The problem - Set down each line of the data below exactly as it stands, dropping the pictures.

Information shown -
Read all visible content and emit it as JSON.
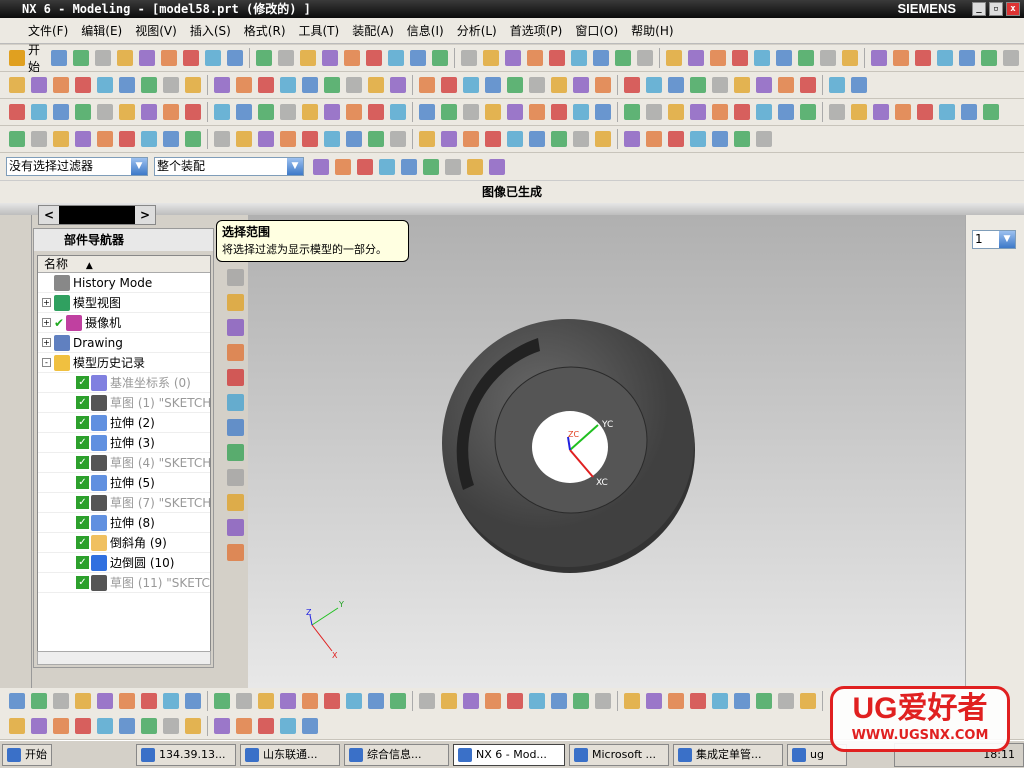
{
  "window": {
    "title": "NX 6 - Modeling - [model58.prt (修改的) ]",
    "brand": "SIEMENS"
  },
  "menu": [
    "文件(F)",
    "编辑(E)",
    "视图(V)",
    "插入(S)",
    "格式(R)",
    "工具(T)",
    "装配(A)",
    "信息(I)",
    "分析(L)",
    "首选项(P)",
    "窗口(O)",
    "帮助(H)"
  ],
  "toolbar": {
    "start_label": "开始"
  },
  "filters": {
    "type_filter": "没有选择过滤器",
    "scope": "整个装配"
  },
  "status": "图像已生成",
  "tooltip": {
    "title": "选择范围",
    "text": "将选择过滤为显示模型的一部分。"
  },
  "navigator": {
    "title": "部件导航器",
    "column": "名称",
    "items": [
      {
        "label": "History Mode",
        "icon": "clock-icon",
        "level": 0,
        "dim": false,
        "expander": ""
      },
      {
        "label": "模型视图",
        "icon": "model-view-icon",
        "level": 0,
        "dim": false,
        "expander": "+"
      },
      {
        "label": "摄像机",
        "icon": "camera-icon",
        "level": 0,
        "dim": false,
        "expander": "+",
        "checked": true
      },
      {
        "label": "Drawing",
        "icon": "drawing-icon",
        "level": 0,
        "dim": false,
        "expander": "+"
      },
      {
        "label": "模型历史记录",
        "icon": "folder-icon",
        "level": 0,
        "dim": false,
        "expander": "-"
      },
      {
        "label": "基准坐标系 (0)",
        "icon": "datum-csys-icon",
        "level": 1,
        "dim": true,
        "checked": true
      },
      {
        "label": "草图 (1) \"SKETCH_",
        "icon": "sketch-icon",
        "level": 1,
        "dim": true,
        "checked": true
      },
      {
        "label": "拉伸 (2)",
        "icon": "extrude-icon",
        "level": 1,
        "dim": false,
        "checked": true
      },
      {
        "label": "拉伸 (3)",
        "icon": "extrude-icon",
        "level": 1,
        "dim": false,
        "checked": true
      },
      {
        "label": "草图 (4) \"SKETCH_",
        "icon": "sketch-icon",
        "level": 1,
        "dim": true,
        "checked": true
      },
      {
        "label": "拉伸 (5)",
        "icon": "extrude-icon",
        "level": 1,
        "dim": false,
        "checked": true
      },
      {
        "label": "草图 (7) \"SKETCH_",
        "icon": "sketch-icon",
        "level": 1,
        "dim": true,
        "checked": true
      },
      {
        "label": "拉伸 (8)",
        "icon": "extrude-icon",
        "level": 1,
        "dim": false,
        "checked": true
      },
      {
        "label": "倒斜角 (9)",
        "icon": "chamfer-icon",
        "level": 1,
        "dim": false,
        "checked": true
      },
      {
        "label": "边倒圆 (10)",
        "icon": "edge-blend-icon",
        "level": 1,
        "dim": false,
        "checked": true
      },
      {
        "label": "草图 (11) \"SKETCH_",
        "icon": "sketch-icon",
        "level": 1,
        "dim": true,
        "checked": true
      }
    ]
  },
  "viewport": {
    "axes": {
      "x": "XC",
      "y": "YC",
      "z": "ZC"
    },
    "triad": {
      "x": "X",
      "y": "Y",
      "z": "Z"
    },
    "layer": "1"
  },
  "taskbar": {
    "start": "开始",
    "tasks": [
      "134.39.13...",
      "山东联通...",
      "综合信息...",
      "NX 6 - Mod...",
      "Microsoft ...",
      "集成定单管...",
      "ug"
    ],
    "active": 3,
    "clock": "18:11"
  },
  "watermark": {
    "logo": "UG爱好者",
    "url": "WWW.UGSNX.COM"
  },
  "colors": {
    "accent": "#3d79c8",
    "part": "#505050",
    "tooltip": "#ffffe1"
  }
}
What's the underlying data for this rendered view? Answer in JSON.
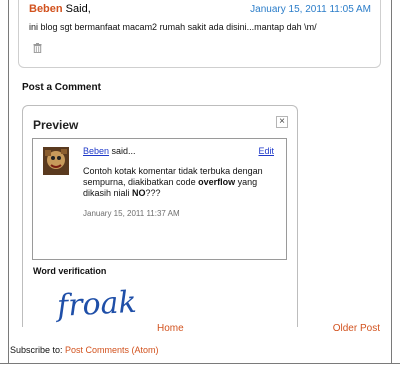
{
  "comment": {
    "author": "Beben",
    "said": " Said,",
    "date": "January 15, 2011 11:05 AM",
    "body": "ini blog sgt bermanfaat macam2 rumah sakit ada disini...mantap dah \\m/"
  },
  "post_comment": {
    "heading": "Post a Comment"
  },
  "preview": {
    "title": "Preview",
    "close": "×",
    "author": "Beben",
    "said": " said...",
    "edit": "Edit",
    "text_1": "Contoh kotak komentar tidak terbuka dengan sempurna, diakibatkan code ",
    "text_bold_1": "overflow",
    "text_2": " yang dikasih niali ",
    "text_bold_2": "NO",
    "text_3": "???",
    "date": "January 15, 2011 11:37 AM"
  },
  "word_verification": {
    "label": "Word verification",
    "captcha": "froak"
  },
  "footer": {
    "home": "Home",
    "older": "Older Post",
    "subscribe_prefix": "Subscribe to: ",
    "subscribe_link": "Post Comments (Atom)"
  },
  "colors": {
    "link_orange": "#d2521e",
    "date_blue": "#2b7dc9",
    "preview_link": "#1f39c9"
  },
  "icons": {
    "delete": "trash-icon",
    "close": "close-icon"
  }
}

Solution for this problem -
Read all visible content and emit it as JSON.
{
  "window": {
    "title": "NX 6 - Modeling - [model58.prt (修改的) ]",
    "brand": "SIEMENS"
  },
  "menu": [
    "文件(F)",
    "编辑(E)",
    "视图(V)",
    "插入(S)",
    "格式(R)",
    "工具(T)",
    "装配(A)",
    "信息(I)",
    "分析(L)",
    "首选项(P)",
    "窗口(O)",
    "帮助(H)"
  ],
  "toolbar": {
    "start_label": "开始"
  },
  "filters": {
    "type_filter": "没有选择过滤器",
    "scope": "整个装配"
  },
  "status": "图像已生成",
  "tooltip": {
    "title": "选择范围",
    "text": "将选择过滤为显示模型的一部分。"
  },
  "navigator": {
    "title": "部件导航器",
    "column": "名称",
    "items": [
      {
        "label": "History Mode",
        "icon": "clock-icon",
        "level": 0,
        "dim": false,
        "expander": ""
      },
      {
        "label": "模型视图",
        "icon": "model-view-icon",
        "level": 0,
        "dim": false,
        "expander": "+"
      },
      {
        "label": "摄像机",
        "icon": "camera-icon",
        "level": 0,
        "dim": false,
        "expander": "+",
        "checked": true
      },
      {
        "label": "Drawing",
        "icon": "drawing-icon",
        "level": 0,
        "dim": false,
        "expander": "+"
      },
      {
        "label": "模型历史记录",
        "icon": "folder-icon",
        "level": 0,
        "dim": false,
        "expander": "-"
      },
      {
        "label": "基准坐标系 (0)",
        "icon": "datum-csys-icon",
        "level": 1,
        "dim": true,
        "checked": true
      },
      {
        "label": "草图 (1) \"SKETCH_",
        "icon": "sketch-icon",
        "level": 1,
        "dim": true,
        "checked": true
      },
      {
        "label": "拉伸 (2)",
        "icon": "extrude-icon",
        "level": 1,
        "dim": false,
        "checked": true
      },
      {
        "label": "拉伸 (3)",
        "icon": "extrude-icon",
        "level": 1,
        "dim": false,
        "checked": true
      },
      {
        "label": "草图 (4) \"SKETCH_",
        "icon": "sketch-icon",
        "level": 1,
        "dim": true,
        "checked": true
      },
      {
        "label": "拉伸 (5)",
        "icon": "extrude-icon",
        "level": 1,
        "dim": false,
        "checked": true
      },
      {
        "label": "草图 (7) \"SKETCH_",
        "icon": "sketch-icon",
        "level": 1,
        "dim": true,
        "checked": true
      },
      {
        "label": "拉伸 (8)",
        "icon": "extrude-icon",
        "level": 1,
        "dim": false,
        "checked": true
      },
      {
        "label": "倒斜角 (9)",
        "icon": "chamfer-icon",
        "level": 1,
        "dim": false,
        "checked": true
      },
      {
        "label": "边倒圆 (10)",
        "icon": "edge-blend-icon",
        "level": 1,
        "dim": false,
        "checked": true
      },
      {
        "label": "草图 (11) \"SKETCH_",
        "icon": "sketch-icon",
        "level": 1,
        "dim": true,
        "checked": true
      }
    ]
  },
  "viewport": {
    "axes": {
      "x": "XC",
      "y": "YC",
      "z": "ZC"
    },
    "triad": {
      "x": "X",
      "y": "Y",
      "z": "Z"
    },
    "layer": "1"
  },
  "taskbar": {
    "start": "开始",
    "tasks": [
      "134.39.13...",
      "山东联通...",
      "综合信息...",
      "NX 6 - Mod...",
      "Microsoft ...",
      "集成定单管...",
      "ug"
    ],
    "active": 3,
    "clock": "18:11"
  },
  "watermark": {
    "logo": "UG爱好者",
    "url": "WWW.UGSNX.COM"
  },
  "colors": {
    "accent": "#3d79c8",
    "part": "#505050",
    "tooltip": "#ffffe1"
  }
}
What's the underlying data for this rendered view? Answer in JSON.
{
  "comment": {
    "author": "Beben",
    "said": " Said,",
    "date": "January 15, 2011 11:05 AM",
    "body": "ini blog sgt bermanfaat macam2 rumah sakit ada disini...mantap dah \\m/"
  },
  "post_comment": {
    "heading": "Post a Comment"
  },
  "preview": {
    "title": "Preview",
    "close": "×",
    "author": "Beben",
    "said": " said...",
    "edit": "Edit",
    "text_1": "Contoh kotak komentar tidak terbuka dengan sempurna, diakibatkan code ",
    "text_bold_1": "overflow",
    "text_2": " yang dikasih niali ",
    "text_bold_2": "NO",
    "text_3": "???",
    "date": "January 15, 2011 11:37 AM"
  },
  "word_verification": {
    "label": "Word verification",
    "captcha": "froak"
  },
  "footer": {
    "home": "Home",
    "older": "Older Post",
    "subscribe_prefix": "Subscribe to: ",
    "subscribe_link": "Post Comments (Atom)"
  },
  "colors": {
    "link_orange": "#d2521e",
    "date_blue": "#2b7dc9",
    "preview_link": "#1f39c9"
  },
  "icons": {
    "delete": "trash-icon",
    "close": "close-icon"
  }
}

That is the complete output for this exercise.